Q. What is your biggest takeaway from having done this tournament for five years and seeing it grow and develop?

A. That we need to make science about stories. That when you make science a story, everyone gets emotionally engaged. Competition and trash-talk and triumph and defeat, and the narratives you can build around that, have huge power to cut across all generations and demographics, and get people talking about whatever you’ve built your story around.

Someone on Twitter was messaging me about pangolins, which lost in the first round in 2014. Pangolin fought its battle two days after a scientific article came out saying it is the single most trafficked animal in the world. In our tournament, as the pangolin was in the midst of its battle, a poacher came along and picked it up and illegally sold it.

And people were irate.

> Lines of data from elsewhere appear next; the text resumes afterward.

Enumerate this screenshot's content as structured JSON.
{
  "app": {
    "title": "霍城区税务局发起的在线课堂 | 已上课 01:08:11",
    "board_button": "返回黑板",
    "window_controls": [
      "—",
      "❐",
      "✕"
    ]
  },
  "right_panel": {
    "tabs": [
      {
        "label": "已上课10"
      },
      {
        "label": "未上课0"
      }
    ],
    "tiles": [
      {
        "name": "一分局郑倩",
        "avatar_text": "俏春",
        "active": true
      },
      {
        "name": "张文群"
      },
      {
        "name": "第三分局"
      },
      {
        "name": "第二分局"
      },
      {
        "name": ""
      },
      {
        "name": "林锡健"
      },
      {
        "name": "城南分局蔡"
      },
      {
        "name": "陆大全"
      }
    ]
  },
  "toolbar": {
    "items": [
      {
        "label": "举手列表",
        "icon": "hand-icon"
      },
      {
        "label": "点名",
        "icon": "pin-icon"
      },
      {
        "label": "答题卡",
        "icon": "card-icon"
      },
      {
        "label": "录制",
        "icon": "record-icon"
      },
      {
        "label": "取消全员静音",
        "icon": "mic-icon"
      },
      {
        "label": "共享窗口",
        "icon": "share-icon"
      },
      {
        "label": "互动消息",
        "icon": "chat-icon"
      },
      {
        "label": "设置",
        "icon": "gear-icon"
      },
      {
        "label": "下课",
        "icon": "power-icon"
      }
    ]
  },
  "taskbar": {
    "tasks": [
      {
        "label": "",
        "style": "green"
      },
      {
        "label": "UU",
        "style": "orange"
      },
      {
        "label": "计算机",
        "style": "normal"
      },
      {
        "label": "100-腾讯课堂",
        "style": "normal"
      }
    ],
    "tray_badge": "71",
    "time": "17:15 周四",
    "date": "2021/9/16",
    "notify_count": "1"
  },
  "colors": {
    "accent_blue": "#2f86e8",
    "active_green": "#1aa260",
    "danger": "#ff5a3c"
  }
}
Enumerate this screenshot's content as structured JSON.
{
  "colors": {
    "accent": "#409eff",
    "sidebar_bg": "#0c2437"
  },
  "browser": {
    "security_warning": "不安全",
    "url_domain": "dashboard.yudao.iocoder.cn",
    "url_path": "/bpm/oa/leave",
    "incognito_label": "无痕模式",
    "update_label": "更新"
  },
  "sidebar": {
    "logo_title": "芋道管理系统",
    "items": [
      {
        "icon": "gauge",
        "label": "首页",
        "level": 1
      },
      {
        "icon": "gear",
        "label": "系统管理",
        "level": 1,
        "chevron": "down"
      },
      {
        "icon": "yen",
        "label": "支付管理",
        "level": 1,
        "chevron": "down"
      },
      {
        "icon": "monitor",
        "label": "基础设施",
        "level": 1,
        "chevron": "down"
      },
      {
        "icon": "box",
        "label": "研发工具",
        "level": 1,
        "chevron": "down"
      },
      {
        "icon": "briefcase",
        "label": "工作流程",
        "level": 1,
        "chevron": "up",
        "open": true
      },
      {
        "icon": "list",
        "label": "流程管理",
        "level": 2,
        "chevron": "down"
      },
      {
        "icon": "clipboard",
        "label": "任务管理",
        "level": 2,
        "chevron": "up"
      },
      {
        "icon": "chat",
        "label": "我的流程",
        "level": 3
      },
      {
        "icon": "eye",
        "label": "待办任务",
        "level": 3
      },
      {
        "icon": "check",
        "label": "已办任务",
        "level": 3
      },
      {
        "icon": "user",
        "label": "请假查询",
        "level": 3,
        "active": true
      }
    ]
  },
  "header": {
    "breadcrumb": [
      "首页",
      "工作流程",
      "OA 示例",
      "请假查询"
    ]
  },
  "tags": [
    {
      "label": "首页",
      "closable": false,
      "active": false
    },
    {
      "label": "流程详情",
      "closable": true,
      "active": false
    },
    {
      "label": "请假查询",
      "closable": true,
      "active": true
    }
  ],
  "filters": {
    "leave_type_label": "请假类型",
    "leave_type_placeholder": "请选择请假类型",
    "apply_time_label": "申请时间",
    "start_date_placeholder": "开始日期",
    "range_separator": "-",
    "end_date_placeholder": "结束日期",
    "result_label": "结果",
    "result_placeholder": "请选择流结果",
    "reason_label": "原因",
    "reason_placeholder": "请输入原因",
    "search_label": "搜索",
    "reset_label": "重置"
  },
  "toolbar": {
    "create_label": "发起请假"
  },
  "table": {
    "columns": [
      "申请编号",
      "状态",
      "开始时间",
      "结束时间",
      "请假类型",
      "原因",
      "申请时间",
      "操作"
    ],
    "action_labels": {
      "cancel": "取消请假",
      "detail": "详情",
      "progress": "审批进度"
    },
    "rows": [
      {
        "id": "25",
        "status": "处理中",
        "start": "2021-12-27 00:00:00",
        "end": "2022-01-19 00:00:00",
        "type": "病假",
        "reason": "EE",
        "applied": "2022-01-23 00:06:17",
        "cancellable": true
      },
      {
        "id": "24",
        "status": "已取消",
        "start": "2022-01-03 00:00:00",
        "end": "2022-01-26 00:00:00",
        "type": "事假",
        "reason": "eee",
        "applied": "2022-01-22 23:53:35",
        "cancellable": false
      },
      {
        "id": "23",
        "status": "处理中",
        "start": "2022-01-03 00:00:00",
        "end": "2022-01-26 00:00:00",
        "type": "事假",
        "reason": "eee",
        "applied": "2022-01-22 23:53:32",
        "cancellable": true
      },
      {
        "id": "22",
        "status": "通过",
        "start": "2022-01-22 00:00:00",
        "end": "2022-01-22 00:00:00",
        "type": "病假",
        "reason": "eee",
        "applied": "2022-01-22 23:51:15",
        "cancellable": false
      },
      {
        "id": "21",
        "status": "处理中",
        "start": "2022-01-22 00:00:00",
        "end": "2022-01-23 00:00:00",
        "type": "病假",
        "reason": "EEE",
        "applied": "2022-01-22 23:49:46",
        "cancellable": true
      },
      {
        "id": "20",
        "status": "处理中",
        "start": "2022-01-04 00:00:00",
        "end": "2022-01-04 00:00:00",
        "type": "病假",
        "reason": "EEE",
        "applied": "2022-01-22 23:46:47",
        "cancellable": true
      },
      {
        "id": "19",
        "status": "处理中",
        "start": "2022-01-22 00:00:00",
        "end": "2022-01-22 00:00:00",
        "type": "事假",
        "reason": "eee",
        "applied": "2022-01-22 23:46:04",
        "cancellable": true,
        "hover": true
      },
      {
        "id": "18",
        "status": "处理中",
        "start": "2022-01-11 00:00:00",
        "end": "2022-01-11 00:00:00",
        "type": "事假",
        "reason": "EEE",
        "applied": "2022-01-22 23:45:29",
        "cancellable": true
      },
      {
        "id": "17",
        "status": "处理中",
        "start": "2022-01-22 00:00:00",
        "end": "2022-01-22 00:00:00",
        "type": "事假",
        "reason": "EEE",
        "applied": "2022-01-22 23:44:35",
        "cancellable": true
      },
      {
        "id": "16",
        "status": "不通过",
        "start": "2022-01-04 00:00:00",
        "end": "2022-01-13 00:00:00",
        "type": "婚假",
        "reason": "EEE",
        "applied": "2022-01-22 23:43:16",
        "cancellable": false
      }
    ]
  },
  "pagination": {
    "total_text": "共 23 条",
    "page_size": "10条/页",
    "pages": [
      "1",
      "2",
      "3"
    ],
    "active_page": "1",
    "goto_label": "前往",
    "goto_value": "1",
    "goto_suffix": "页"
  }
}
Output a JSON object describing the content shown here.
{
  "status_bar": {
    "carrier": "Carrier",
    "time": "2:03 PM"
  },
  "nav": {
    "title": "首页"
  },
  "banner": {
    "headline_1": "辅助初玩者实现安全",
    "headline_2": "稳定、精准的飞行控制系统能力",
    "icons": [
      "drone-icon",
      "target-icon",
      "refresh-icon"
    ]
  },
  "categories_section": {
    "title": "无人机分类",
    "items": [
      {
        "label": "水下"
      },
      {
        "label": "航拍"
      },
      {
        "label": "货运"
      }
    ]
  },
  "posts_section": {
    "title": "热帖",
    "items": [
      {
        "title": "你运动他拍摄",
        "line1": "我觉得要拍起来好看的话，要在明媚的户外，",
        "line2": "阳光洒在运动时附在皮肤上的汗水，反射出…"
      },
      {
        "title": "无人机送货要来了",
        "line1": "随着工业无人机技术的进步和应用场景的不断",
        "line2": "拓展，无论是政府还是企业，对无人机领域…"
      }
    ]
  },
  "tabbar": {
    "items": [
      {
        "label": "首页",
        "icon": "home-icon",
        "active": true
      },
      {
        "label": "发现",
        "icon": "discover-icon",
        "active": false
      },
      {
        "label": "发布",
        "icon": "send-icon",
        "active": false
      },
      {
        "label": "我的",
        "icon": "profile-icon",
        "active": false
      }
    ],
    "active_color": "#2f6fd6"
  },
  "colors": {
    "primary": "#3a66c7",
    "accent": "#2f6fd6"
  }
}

Pangolin has these great adaptations for defense, so many people had it going far, and this was a human interference. But we wanted to say, yeah, humans are interfering with pangolins everywhere right now. And someone brought that 2014 upset up two days ago on Twitter, saying they were frustrated about the poacher. But all I hear is that you understand unequivocally that pangolin is the most trafficked animal on the planet.

If you’re a teacher and you walk in and you hand your students a list of animals and you say you have to do research about these 64 animals, then it becomes a chore — it’s an obligate task, and people are doing it for completion. But if you give them a bracket and say whoever guesses best gets this extra credit, then you have people who say, ‘I’ll sit here, and read all about it,’ imagining what the scenario could be. It becomes an exercise of imagination, and creativity, and narrative.

And that is powerful.

Clarification (3/10/2017, 9:30 a.m.): Ms. Hinde initially stated that the pangolin lost in the second round of March Mammal Madness in 2014. It actually lost in the first round. The interview has been updated to reflect that.

Adam Harris is a breaking-news reporter. Follow him on Twitter @AdamHSays or email him at adam.harris@chronicle.com.